* _Task description_
Print each entry below precisely as shown.
(Input records Opens)
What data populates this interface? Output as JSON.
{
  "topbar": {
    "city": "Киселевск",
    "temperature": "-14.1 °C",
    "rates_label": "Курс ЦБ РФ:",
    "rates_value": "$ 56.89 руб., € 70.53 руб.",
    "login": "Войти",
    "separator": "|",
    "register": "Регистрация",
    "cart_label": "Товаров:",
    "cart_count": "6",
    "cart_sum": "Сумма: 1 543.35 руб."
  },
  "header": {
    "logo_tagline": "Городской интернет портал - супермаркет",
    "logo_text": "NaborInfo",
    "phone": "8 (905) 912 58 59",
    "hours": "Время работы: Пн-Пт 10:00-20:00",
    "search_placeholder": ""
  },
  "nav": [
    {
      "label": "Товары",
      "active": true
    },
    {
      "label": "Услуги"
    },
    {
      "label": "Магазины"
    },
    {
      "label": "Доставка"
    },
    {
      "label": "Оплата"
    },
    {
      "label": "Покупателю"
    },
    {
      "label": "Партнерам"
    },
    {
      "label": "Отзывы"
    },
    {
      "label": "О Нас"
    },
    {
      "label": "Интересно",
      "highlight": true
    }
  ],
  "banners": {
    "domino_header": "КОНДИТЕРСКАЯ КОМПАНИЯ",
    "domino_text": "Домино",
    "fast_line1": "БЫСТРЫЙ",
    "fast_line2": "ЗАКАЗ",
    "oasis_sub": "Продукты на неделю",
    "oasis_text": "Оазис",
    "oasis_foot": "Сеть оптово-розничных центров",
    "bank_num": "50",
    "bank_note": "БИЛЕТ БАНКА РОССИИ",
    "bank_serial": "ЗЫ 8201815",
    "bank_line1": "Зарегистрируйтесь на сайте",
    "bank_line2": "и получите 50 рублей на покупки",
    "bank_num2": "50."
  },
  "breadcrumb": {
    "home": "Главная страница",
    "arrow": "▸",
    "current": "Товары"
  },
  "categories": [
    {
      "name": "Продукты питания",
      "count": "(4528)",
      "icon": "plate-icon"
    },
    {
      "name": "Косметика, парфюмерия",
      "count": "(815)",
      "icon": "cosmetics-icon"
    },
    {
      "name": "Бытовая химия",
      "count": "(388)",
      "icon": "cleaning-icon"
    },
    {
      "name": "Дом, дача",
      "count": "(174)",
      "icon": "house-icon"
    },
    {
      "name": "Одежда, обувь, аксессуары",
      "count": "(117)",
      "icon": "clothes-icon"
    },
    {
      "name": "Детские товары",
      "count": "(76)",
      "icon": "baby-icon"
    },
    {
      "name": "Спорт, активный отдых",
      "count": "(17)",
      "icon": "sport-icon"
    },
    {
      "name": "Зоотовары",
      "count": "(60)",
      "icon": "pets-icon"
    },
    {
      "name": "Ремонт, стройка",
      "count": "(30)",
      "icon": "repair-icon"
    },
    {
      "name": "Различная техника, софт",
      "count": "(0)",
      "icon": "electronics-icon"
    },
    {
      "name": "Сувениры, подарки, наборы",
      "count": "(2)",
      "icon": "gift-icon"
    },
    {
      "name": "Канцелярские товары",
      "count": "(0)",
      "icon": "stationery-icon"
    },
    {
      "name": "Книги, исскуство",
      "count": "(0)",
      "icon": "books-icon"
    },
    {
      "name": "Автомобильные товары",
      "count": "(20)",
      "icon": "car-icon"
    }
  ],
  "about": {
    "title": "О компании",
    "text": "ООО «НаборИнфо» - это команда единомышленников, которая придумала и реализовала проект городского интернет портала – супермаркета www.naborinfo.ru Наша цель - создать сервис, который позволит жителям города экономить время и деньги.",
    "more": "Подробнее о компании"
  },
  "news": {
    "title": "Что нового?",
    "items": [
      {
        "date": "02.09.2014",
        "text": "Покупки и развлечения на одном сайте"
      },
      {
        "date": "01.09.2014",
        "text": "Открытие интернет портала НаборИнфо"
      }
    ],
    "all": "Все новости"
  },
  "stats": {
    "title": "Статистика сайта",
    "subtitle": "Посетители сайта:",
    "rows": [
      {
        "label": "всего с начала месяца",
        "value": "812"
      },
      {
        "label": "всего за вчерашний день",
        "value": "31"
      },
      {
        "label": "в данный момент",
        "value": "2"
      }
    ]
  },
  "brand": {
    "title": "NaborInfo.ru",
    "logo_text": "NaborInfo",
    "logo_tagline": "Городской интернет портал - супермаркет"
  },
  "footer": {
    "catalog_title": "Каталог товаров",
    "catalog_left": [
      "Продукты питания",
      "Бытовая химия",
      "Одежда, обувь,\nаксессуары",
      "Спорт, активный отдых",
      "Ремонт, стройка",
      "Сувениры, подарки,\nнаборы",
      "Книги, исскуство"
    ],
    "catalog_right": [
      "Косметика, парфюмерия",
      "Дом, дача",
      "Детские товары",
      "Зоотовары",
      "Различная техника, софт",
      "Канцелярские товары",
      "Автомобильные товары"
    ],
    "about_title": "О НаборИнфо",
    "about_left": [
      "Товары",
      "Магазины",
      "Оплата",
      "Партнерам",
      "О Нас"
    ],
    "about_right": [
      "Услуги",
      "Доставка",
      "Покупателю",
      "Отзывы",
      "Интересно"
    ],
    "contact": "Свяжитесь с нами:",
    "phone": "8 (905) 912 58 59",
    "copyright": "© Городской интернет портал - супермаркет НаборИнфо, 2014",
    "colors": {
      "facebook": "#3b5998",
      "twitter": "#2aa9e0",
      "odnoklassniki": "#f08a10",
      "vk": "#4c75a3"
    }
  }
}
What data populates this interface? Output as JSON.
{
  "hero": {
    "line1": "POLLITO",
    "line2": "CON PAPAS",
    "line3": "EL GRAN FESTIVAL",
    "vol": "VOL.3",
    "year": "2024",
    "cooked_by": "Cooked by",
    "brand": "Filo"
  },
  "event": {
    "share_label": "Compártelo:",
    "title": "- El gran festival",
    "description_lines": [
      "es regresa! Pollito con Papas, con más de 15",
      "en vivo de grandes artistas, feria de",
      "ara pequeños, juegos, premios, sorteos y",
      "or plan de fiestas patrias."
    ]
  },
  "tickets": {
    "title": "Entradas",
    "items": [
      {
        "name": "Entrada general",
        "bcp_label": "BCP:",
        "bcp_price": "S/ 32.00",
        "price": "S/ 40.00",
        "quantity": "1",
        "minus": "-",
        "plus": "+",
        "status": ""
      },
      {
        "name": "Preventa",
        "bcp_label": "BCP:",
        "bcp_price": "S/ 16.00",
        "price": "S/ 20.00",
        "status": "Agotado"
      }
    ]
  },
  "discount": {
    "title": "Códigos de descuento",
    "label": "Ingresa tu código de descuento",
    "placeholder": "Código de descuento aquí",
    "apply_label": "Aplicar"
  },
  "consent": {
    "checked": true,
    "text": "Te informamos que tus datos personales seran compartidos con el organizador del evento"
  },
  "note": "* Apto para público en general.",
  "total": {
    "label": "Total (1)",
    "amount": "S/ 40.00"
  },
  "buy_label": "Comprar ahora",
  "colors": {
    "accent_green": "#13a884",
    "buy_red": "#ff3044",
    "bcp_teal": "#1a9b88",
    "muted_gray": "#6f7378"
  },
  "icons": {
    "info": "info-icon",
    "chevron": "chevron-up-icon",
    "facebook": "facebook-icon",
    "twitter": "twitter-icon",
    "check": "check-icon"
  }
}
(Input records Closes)
* _Answer to this exercise_
What data populates this interface? Output as JSON.
{
  "topbar": {
    "city": "Киселевск",
    "temperature": "-14.1 °C",
    "rates_label": "Курс ЦБ РФ:",
    "rates_value": "$ 56.89 руб., € 70.53 руб.",
    "login": "Войти",
    "separator": "|",
    "register": "Регистрация",
    "cart_label": "Товаров:",
    "cart_count": "6",
    "cart_sum": "Сумма: 1 543.35 руб."
  },
  "header": {
    "logo_tagline": "Городской интернет портал - супермаркет",
    "logo_text": "NaborInfo",
    "phone": "8 (905) 912 58 59",
    "hours": "Время работы: Пн-Пт 10:00-20:00",
    "search_placeholder": ""
  },
  "nav": [
    {
      "label": "Товары",
      "active": true
    },
    {
      "label": "Услуги"
    },
    {
      "label": "Магазины"
    },
    {
      "label": "Доставка"
    },
    {
      "label": "Оплата"
    },
    {
      "label": "Покупателю"
    },
    {
      "label": "Партнерам"
    },
    {
      "label": "Отзывы"
    },
    {
      "label": "О Нас"
    },
    {
      "label": "Интересно",
      "highlight": true
    }
  ],
  "banners": {
    "domino_header": "КОНДИТЕРСКАЯ КОМПАНИЯ",
    "domino_text": "Домино",
    "fast_line1": "БЫСТРЫЙ",
    "fast_line2": "ЗАКАЗ",
    "oasis_sub": "Продукты на неделю",
    "oasis_text": "Оазис",
    "oasis_foot": "Сеть оптово-розничных центров",
    "bank_num": "50",
    "bank_note": "БИЛЕТ БАНКА РОССИИ",
    "bank_serial": "ЗЫ 8201815",
    "bank_line1": "Зарегистрируйтесь на сайте",
    "bank_line2": "и получите 50 рублей на покупки",
    "bank_num2": "50."
  },
  "breadcrumb": {
    "home": "Главная страница",
    "arrow": "▸",
    "current": "Товары"
  },
  "categories": [
    {
      "name": "Продукты питания",
      "count": "(4528)",
      "icon": "plate-icon"
    },
    {
      "name": "Косметика, парфюмерия",
      "count": "(815)",
      "icon": "cosmetics-icon"
    },
    {
      "name": "Бытовая химия",
      "count": "(388)",
      "icon": "cleaning-icon"
    },
    {
      "name": "Дом, дача",
      "count": "(174)",
      "icon": "house-icon"
    },
    {
      "name": "Одежда, обувь, аксессуары",
      "count": "(117)",
      "icon": "clothes-icon"
    },
    {
      "name": "Детские товары",
      "count": "(76)",
      "icon": "baby-icon"
    },
    {
      "name": "Спорт, активный отдых",
      "count": "(17)",
      "icon": "sport-icon"
    },
    {
      "name": "Зоотовары",
      "count": "(60)",
      "icon": "pets-icon"
    },
    {
      "name": "Ремонт, стройка",
      "count": "(30)",
      "icon": "repair-icon"
    },
    {
      "name": "Различная техника, софт",
      "count": "(0)",
      "icon": "electronics-icon"
    },
    {
      "name": "Сувениры, подарки, наборы",
      "count": "(2)",
      "icon": "gift-icon"
    },
    {
      "name": "Канцелярские товары",
      "count": "(0)",
      "icon": "stationery-icon"
    },
    {
      "name": "Книги, исскуство",
      "count": "(0)",
      "icon": "books-icon"
    },
    {
      "name": "Автомобильные товары",
      "count": "(20)",
      "icon": "car-icon"
    }
  ],
  "about": {
    "title": "О компании",
    "text": "ООО «НаборИнфо» - это команда единомышленников, которая придумала и реализовала проект городского интернет портала – супермаркета www.naborinfo.ru Наша цель - создать сервис, который позволит жителям города экономить время и деньги.",
    "more": "Подробнее о компании"
  },
  "news": {
    "title": "Что нового?",
    "items": [
      {
        "date": "02.09.2014",
        "text": "Покупки и развлечения на одном сайте"
      },
      {
        "date": "01.09.2014",
        "text": "Открытие интернет портала НаборИнфо"
      }
    ],
    "all": "Все новости"
  },
  "stats": {
    "title": "Статистика сайта",
    "subtitle": "Посетители сайта:",
    "rows": [
      {
        "label": "всего с начала месяца",
        "value": "812"
      },
      {
        "label": "всего за вчерашний день",
        "value": "31"
      },
      {
        "label": "в данный момент",
        "value": "2"
      }
    ]
  },
  "brand": {
    "title": "NaborInfo.ru",
    "logo_text": "NaborInfo",
    "logo_tagline": "Городской интернет портал - супермаркет"
  },
  "footer": {
    "catalog_title": "Каталог товаров",
    "catalog_left": [
      "Продукты питания",
      "Бытовая химия",
      "Одежда, обувь,\nаксессуары",
      "Спорт, активный отдых",
      "Ремонт, стройка",
      "Сувениры, подарки,\nнаборы",
      "Книги, исскуство"
    ],
    "catalog_right": [
      "Косметика, парфюмерия",
      "Дом, дача",
      "Детские товары",
      "Зоотовары",
      "Различная техника, софт",
      "Канцелярские товары",
      "Автомобильные товары"
    ],
    "about_title": "О НаборИнфо",
    "about_left": [
      "Товары",
      "Магазины",
      "Оплата",
      "Партнерам",
      "О Нас"
    ],
    "about_right": [
      "Услуги",
      "Доставка",
      "Покупателю",
      "Отзывы",
      "Интересно"
    ],
    "contact": "Свяжитесь с нами:",
    "phone": "8 (905) 912 58 59",
    "copyright": "© Городской интернет портал - супермаркет НаборИнфо, 2014",
    "colors": {
      "facebook": "#3b5998",
      "twitter": "#2aa9e0",
      "odnoklassniki": "#f08a10",
      "vk": "#4c75a3"
    }
  }
}
What data populates this interface? Output as JSON.
{
  "hero": {
    "line1": "POLLITO",
    "line2": "CON PAPAS",
    "line3": "EL GRAN FESTIVAL",
    "vol": "VOL.3",
    "year": "2024",
    "cooked_by": "Cooked by",
    "brand": "Filo"
  },
  "event": {
    "share_label": "Compártelo:",
    "title": "- El gran festival",
    "description_lines": [
      "es regresa! Pollito con Papas, con más de 15",
      "en vivo de grandes artistas, feria de",
      "ara pequeños, juegos, premios, sorteos y",
      "or plan de fiestas patrias."
    ]
  },
  "tickets": {
    "title": "Entradas",
    "items": [
      {
        "name": "Entrada general",
        "bcp_label": "BCP:",
        "bcp_price": "S/ 32.00",
        "price": "S/ 40.00",
        "quantity": "1",
        "minus": "-",
        "plus": "+",
        "status": ""
      },
      {
        "name": "Preventa",
        "bcp_label": "BCP:",
        "bcp_price": "S/ 16.00",
        "price": "S/ 20.00",
        "status": "Agotado"
      }
    ]
  },
  "discount": {
    "title": "Códigos de descuento",
    "label": "Ingresa tu código de descuento",
    "placeholder": "Código de descuento aquí",
    "apply_label": "Aplicar"
  },
  "consent": {
    "checked": true,
    "text": "Te informamos que tus datos personales seran compartidos con el organizador del evento"
  },
  "note": "* Apto para público en general.",
  "total": {
    "label": "Total (1)",
    "amount": "S/ 40.00"
  },
  "buy_label": "Comprar ahora",
  "colors": {
    "accent_green": "#13a884",
    "buy_red": "#ff3044",
    "bcp_teal": "#1a9b88",
    "muted_gray": "#6f7378"
  },
  "icons": {
    "info": "info-icon",
    "chevron": "chevron-up-icon",
    "facebook": "facebook-icon",
    "twitter": "twitter-icon",
    "check": "check-icon"
  }
}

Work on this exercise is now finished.